▶ **PROBLEM TO SOLVE**
Every line in the listing should be set down again verbatim.

▶ **EXTRACTED RECORDS**
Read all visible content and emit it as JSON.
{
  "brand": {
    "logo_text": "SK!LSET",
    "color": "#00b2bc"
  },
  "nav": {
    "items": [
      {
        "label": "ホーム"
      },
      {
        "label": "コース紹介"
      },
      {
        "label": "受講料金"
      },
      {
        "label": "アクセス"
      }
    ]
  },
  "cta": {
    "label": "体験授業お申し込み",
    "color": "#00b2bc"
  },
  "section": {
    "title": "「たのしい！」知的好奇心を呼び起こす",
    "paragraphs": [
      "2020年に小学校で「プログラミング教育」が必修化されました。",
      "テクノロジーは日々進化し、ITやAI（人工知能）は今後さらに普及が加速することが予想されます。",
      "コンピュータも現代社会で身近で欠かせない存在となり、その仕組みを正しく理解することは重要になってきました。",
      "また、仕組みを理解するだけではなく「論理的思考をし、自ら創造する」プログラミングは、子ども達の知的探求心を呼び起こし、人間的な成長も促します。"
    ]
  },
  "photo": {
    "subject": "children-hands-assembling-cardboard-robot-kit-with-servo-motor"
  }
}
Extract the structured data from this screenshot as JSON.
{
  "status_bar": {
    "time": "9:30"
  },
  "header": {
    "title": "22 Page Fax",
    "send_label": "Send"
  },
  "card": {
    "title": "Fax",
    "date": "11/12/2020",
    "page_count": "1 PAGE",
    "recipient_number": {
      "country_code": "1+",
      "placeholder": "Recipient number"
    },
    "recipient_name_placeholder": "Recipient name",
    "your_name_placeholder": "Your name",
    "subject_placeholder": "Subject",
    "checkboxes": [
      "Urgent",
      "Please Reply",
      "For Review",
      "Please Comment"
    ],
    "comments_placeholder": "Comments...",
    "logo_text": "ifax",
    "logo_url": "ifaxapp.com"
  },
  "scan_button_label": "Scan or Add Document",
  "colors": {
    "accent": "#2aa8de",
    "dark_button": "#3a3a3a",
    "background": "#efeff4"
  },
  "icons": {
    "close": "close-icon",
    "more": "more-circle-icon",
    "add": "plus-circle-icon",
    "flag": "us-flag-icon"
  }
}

▶ **EXERCISE ANSWER**
Read all visible content and emit it as JSON.
{
  "brand": {
    "logo_text": "SK!LSET",
    "color": "#00b2bc"
  },
  "nav": {
    "items": [
      {
        "label": "ホーム"
      },
      {
        "label": "コース紹介"
      },
      {
        "label": "受講料金"
      },
      {
        "label": "アクセス"
      }
    ]
  },
  "cta": {
    "label": "体験授業お申し込み",
    "color": "#00b2bc"
  },
  "section": {
    "title": "「たのしい！」知的好奇心を呼び起こす",
    "paragraphs": [
      "2020年に小学校で「プログラミング教育」が必修化されました。",
      "テクノロジーは日々進化し、ITやAI（人工知能）は今後さらに普及が加速することが予想されます。",
      "コンピュータも現代社会で身近で欠かせない存在となり、その仕組みを正しく理解することは重要になってきました。",
      "また、仕組みを理解するだけではなく「論理的思考をし、自ら創造する」プログラミングは、子ども達の知的探求心を呼び起こし、人間的な成長も促します。"
    ]
  },
  "photo": {
    "subject": "children-hands-assembling-cardboard-robot-kit-with-servo-motor"
  }
}
Extract the structured data from this screenshot as JSON.
{
  "status_bar": {
    "time": "9:30"
  },
  "header": {
    "title": "22 Page Fax",
    "send_label": "Send"
  },
  "card": {
    "title": "Fax",
    "date": "11/12/2020",
    "page_count": "1 PAGE",
    "recipient_number": {
      "country_code": "1+",
      "placeholder": "Recipient number"
    },
    "recipient_name_placeholder": "Recipient name",
    "your_name_placeholder": "Your name",
    "subject_placeholder": "Subject",
    "checkboxes": [
      "Urgent",
      "Please Reply",
      "For Review",
      "Please Comment"
    ],
    "comments_placeholder": "Comments...",
    "logo_text": "ifax",
    "logo_url": "ifaxapp.com"
  },
  "scan_button_label": "Scan or Add Document",
  "colors": {
    "accent": "#2aa8de",
    "dark_button": "#3a3a3a",
    "background": "#efeff4"
  },
  "icons": {
    "close": "close-icon",
    "more": "more-circle-icon",
    "add": "plus-circle-icon",
    "flag": "us-flag-icon"
  }
}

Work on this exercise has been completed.